So what are Responsive Search Ads, you may ask? RSA is an ad type that works with Google’s algorithm, whereby the system automatically serves the ad headlines and descriptions that marketers pre-set.
Wider fields options
There are many more fields available through RSAs compared to ETAs. Google can dynamically select and apply the winning combo of headlines and descriptions to result in the highest click-through rate and the highest conversion rate possible for that ad.
Test multiple version
One of the significant advantages of RSAs over ETAs is that you can test and experiment with multiple variables within one ad without creating multiple stand-alone ETAs to perform the same function.
A slight difference with RSAs is that they give a little less control to how the ad headline or a description may appear in the final ad. Depending on the type of client you manage, this might be problematic for the company’s “brand police,” especially if they are particular about how ad copy reflects in their digital marketing.
Pinned headlines and descriptions
To combat this fear, RSAs also allow marketers to “pin” certain headlines or descriptions to achieve the exact placement of ad copy.
Another critical factor is that ETAs do not apply to auto-bidding settings and features.

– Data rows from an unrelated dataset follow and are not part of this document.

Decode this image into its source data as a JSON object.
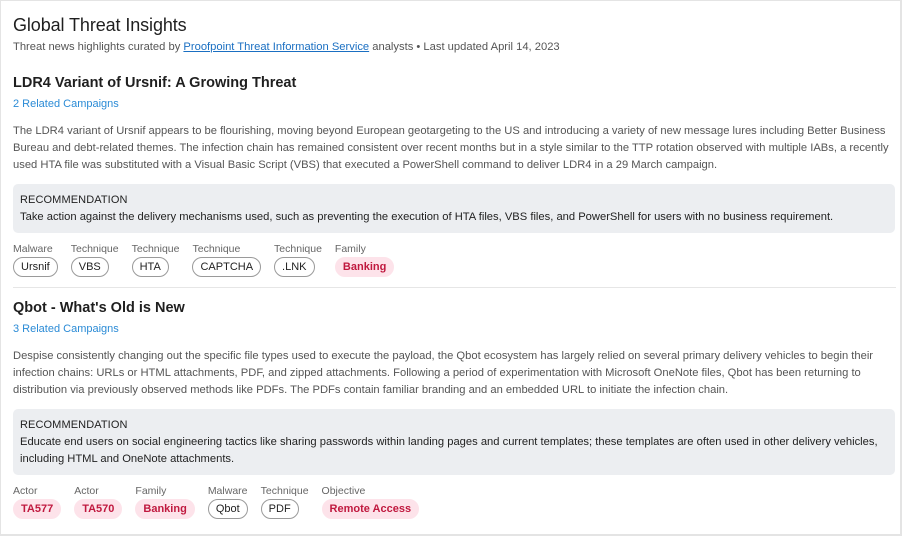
{
  "header": {
    "title": "Global Threat Insights",
    "subtitle_prefix": "Threat news highlights curated by ",
    "subtitle_link": "Proofpoint Threat Information Service",
    "subtitle_suffix": " analysts • Last updated April 14, 2023"
  },
  "articles": [
    {
      "title": "LDR4 Variant of Ursnif: A Growing Threat",
      "related": "2 Related Campaigns",
      "body": "The LDR4 variant of Ursnif appears to be flourishing, moving beyond European geotargeting to the US and introducing a variety of new message lures including Better Business Bureau and debt-related themes. The infection chain has remained consistent over recent months but in a style similar to the TTP rotation observed with multiple IABs, a recently used HTA file was substituted with a Visual Basic Script (VBS) that executed a PowerShell command to deliver LDR4 in a 29 March campaign.",
      "recommendation_label": "RECOMMENDATION",
      "recommendation": "Take action against the delivery mechanisms used, such as preventing the execution of HTA files, VBS files, and PowerShell for users with no business requirement.",
      "tags": [
        {
          "label": "Malware",
          "value": "Ursnif",
          "style": "outline"
        },
        {
          "label": "Technique",
          "value": "VBS",
          "style": "outline"
        },
        {
          "label": "Technique",
          "value": "HTA",
          "style": "outline"
        },
        {
          "label": "Technique",
          "value": "CAPTCHA",
          "style": "outline"
        },
        {
          "label": "Technique",
          "value": ".LNK",
          "style": "outline"
        },
        {
          "label": "Family",
          "value": "Banking",
          "style": "pink"
        }
      ]
    },
    {
      "title": "Qbot - What's Old is New",
      "related": "3 Related Campaigns",
      "body": "Despise consistently changing out the specific file types used to execute the payload, the Qbot ecosystem has largely relied on several primary delivery vehicles to begin their infection chains: URLs or HTML attachments, PDF, and zipped attachments. Following a period of experimentation with Microsoft OneNote files, Qbot has been returning to distribution via previously observed methods like PDFs. The PDFs contain familiar branding and an embedded URL to initiate the infection chain.",
      "recommendation_label": "RECOMMENDATION",
      "recommendation": "Educate end users on social engineering tactics like sharing passwords within landing pages and current templates; these templates are often used in other delivery vehicles, including HTML and OneNote attachments.",
      "tags": [
        {
          "label": "Actor",
          "value": "TA577",
          "style": "pink"
        },
        {
          "label": "Actor",
          "value": "TA570",
          "style": "pink"
        },
        {
          "label": "Family",
          "value": "Banking",
          "style": "pink"
        },
        {
          "label": "Malware",
          "value": "Qbot",
          "style": "outline"
        },
        {
          "label": "Technique",
          "value": "PDF",
          "style": "outline"
        },
        {
          "label": "Objective",
          "value": "Remote Access",
          "style": "pink"
        }
      ]
    }
  ],
  "colors": {
    "link": "#1a6fc2",
    "related": "#2b8bd6",
    "pink_bg": "#fde3ea",
    "pink_text": "#c0193f",
    "rec_bg": "#eceef1"
  }
}
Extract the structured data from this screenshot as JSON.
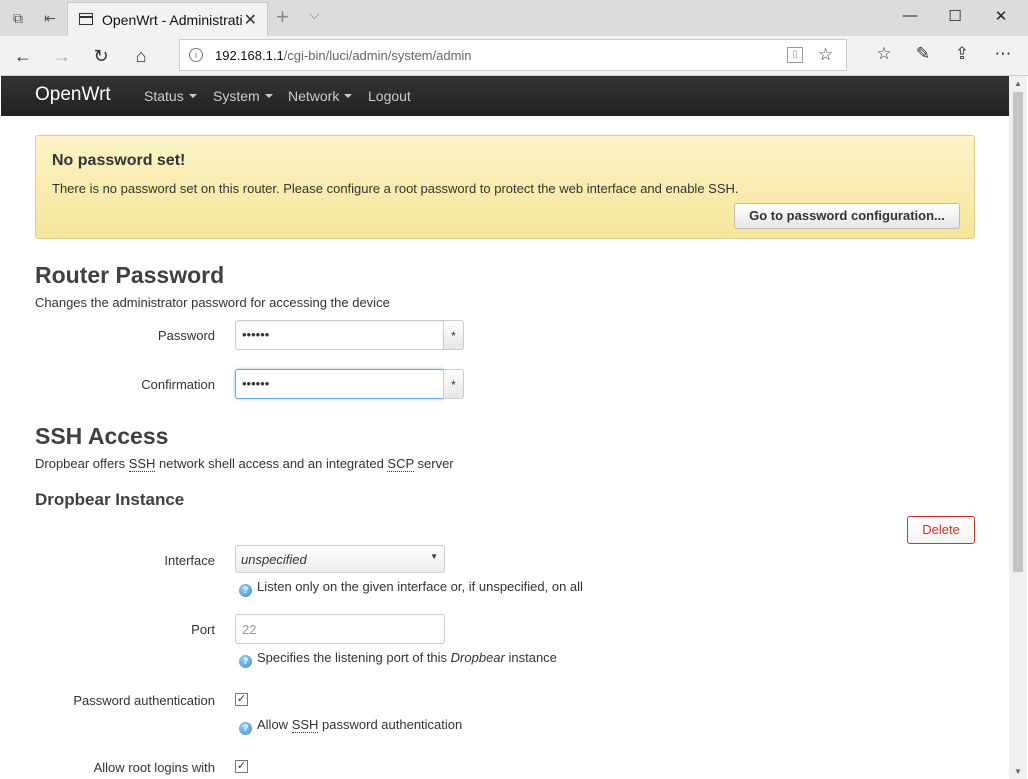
{
  "browser": {
    "tab_title": "OpenWrt - Administrati",
    "url_host": "192.168.1.1",
    "url_path": "/cgi-bin/luci/admin/system/admin"
  },
  "navbar": {
    "brand": "OpenWrt",
    "menus": [
      "Status",
      "System",
      "Network"
    ],
    "logout": "Logout"
  },
  "alert": {
    "title": "No password set!",
    "message": "There is no password set on this router. Please configure a root password to protect the web interface and enable SSH.",
    "button": "Go to password configuration..."
  },
  "router_password": {
    "title": "Router Password",
    "description": "Changes the administrator password for accessing the device",
    "password_label": "Password",
    "password_value": "••••••",
    "confirmation_label": "Confirmation",
    "confirmation_value": "••••••",
    "reveal_glyph": "*"
  },
  "ssh": {
    "title": "SSH Access",
    "desc_prefix": "Dropbear offers ",
    "desc_ssh": "SSH",
    "desc_mid": " network shell access and an integrated ",
    "desc_scp": "SCP",
    "desc_suffix": " server",
    "instance_title": "Dropbear Instance",
    "delete_button": "Delete",
    "interface_label": "Interface",
    "interface_value": "unspecified",
    "interface_help": "Listen only on the given interface or, if unspecified, on all",
    "port_label": "Port",
    "port_placeholder": "22",
    "port_help_prefix": "Specifies the listening port of this ",
    "port_help_em": "Dropbear",
    "port_help_suffix": " instance",
    "pwauth_label": "Password authentication",
    "pwauth_help_prefix": "Allow ",
    "pwauth_help_abbr": "SSH",
    "pwauth_help_suffix": " password authentication",
    "root_label": "Allow root logins with"
  }
}
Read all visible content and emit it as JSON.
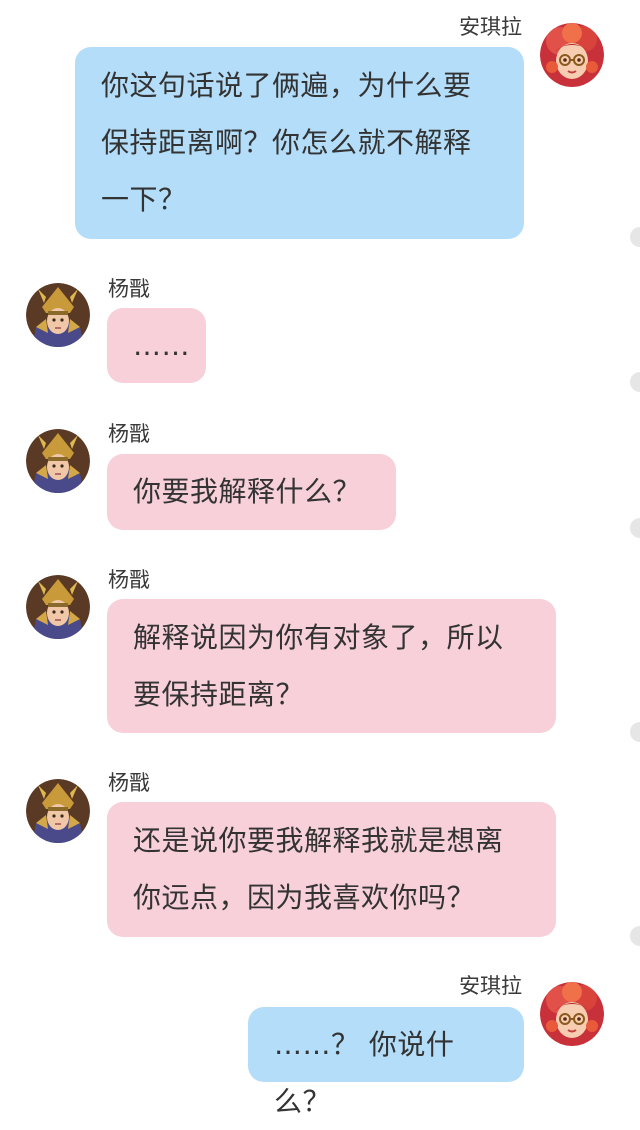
{
  "colors": {
    "outgoing_bubble": "#b3ddf8",
    "incoming_bubble": "#f7d0da",
    "text": "#333333",
    "scroll_dot": "#e6e6e6"
  },
  "messages": [
    {
      "sender": "安琪拉",
      "side": "right",
      "avatar_icon": "red-haired-girl-avatar-icon",
      "lines": [
        "你这句话说了俩遍，为什么要",
        "保持距离啊？你怎么就不解释",
        "一下？"
      ]
    },
    {
      "sender": "杨戬",
      "side": "left",
      "avatar_icon": "armored-warrior-avatar-icon",
      "lines": [
        "……"
      ]
    },
    {
      "sender": "杨戬",
      "side": "left",
      "avatar_icon": "armored-warrior-avatar-icon",
      "lines": [
        "你要我解释什么？"
      ]
    },
    {
      "sender": "杨戬",
      "side": "left",
      "avatar_icon": "armored-warrior-avatar-icon",
      "lines": [
        "解释说因为你有对象了，所以",
        "要保持距离？"
      ]
    },
    {
      "sender": "杨戬",
      "side": "left",
      "avatar_icon": "armored-warrior-avatar-icon",
      "lines": [
        "还是说你要我解释我就是想离",
        "你远点，因为我喜欢你吗？"
      ]
    },
    {
      "sender": "安琪拉",
      "side": "right",
      "avatar_icon": "red-haired-girl-avatar-icon",
      "lines": [
        "……？ 你说什么？"
      ]
    }
  ]
}
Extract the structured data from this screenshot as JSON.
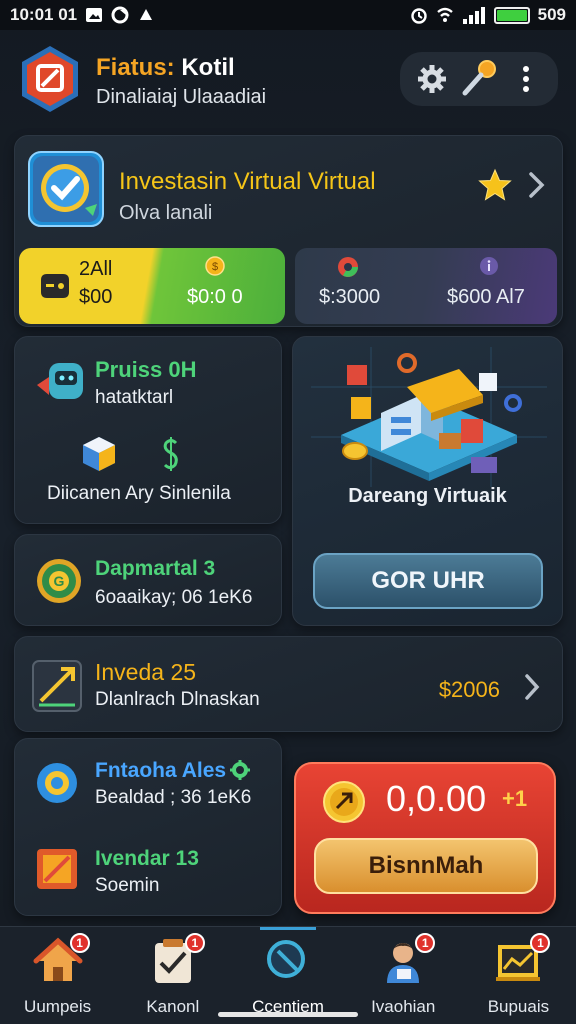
{
  "status_bar": {
    "time": "10:01 01",
    "battery_label": "509"
  },
  "header": {
    "title_prefix": "Fiatus: ",
    "title_name": "Kotil",
    "subtitle": "Dinaliaiaj Ulaaadiai"
  },
  "hero": {
    "title": "Investasin Virtual Virtual",
    "subtitle": "Olva lanali",
    "stat_left": {
      "line1": "2All",
      "line2": "$00",
      "value": "$0:0 0"
    },
    "stat_right": {
      "value_left": "$:3000",
      "value_right": "$600 Al7"
    }
  },
  "card_prius": {
    "title": "Pruiss 0H",
    "subtitle": "hatatktarl",
    "footer": "Diicanen Ary Sinlenila"
  },
  "card_daparnatal": {
    "title": "Dapmartal 3",
    "subtitle": "6oaaikay; 06 1eK6"
  },
  "card_dareang": {
    "caption": "Dareang Virtuaik",
    "button": "GOR UHR"
  },
  "card_invest": {
    "title": "Inveda 25",
    "subtitle": "Dlanlrach Dlnaskan",
    "value": "$2006"
  },
  "card_settings": {
    "item1_title": "Fntaoha Ales",
    "item1_sub": "Bealdad ; 36 1eK6",
    "item2_title": "Ivendar 13",
    "item2_sub": "Soemin"
  },
  "reward": {
    "amount": "0,0.00",
    "plus": "+1",
    "button": "BisnnMah"
  },
  "bottom_nav": [
    {
      "label": "Uumpeis",
      "badge": "1",
      "icon": "home-icon"
    },
    {
      "label": "Kanonl",
      "badge": "1",
      "icon": "tasks-icon"
    },
    {
      "label": "Ccentiem",
      "badge": "",
      "icon": "search-icon"
    },
    {
      "label": "Ivaohian",
      "badge": "1",
      "icon": "person-icon"
    },
    {
      "label": "Bupuais",
      "badge": "1",
      "icon": "chart-icon"
    }
  ],
  "colors": {
    "accent_yellow": "#f5b41a",
    "accent_green": "#4ed37a",
    "accent_blue": "#49a6ff",
    "reward_red": "#d13a2c"
  }
}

These features are only available to Responsive Search Ads. There may have been a time when manual CPCs and other inputs may have made sense or would have outperformed auto settings, but those days are well behind us now.
Auto bidding has become essential to stay on top of everything, especially to actively manage large ad accounts at scale, with thousands of ads, ad groups, and keywords. And for the most part, there are control levers in place so that the auto bidding settings don’t go rogue.
What will happen to ETAs?
In addition to highlighting the benefits of upgrading to RSA ads, I wanted to note a few key elements before the sun sets on ETAs. Though Expandable Text Ads will still serve, they will become limited in future functionality.
The biggest challenge with ETAs ad types after June 30, 2022, is that they will not be editable. Many paid search marketers would likely agree that having ads running that are not editable is a risk.
And the ads would need to be either super evergreen or very generic in the ad copy to work or be relevant. Otherwise, these legacy ads could become problematic in such cases as seasonal promotions, where ad changes may be needed. As such, it may not make sense to keep these ads running all the time in all scenarios.
Responsive Search Ads Best Practices
The objective is to test and find the winning combinations of headlines and descriptions within these new ads. RSAs, generally speaking, need to bid higher to remain competitive, so don’t be shocked if your average CPC goes up during the testing time.
It is likely best to evaluate RSAs on the primary account objective. If ROI is your primary objective, measure the lift (or decrease) in your conversion value/cost (ROAS). The key moving forward is to ensure the best of the best from your previous ETAs (such as your best Calls to Action, Value Propositions, etc.) have been mitigated and tested with the new format.
Given the lack of control and functionality that one will have with ETAs after June, should be enough reason to retire these ads. As far as Google is concerned, RSAs are here to stay for the time being, and as such, it makes sense to focus one’s efforts on the new (or at least current) and not rely solely on the past performance of ETAs.
Many of our paid search managers have also found a balance of ETAs running alongside RSAs with much success. The main takeaway is that legacy ETAs can still perform well, but they will be set in stone shortly.
Identifying the best ETAs to keep (if any) is a good idea, but the key is to continue using and testing these alongside new RSAs. If in the future you can’t rely on or edit your previous ETAs, you will be happy that you made a move to responsive ads.
As the paid search world becomes more and more competitive, the importance of RSAs will be even more critical for account health and sustainability in the future.
Given the features of RSAs, such as auto-bidding and target Return On Ad Spend (tROAS), coupled with the need for fewer ads for testing, will far outstrip any legacy value of Expandable Search Ads.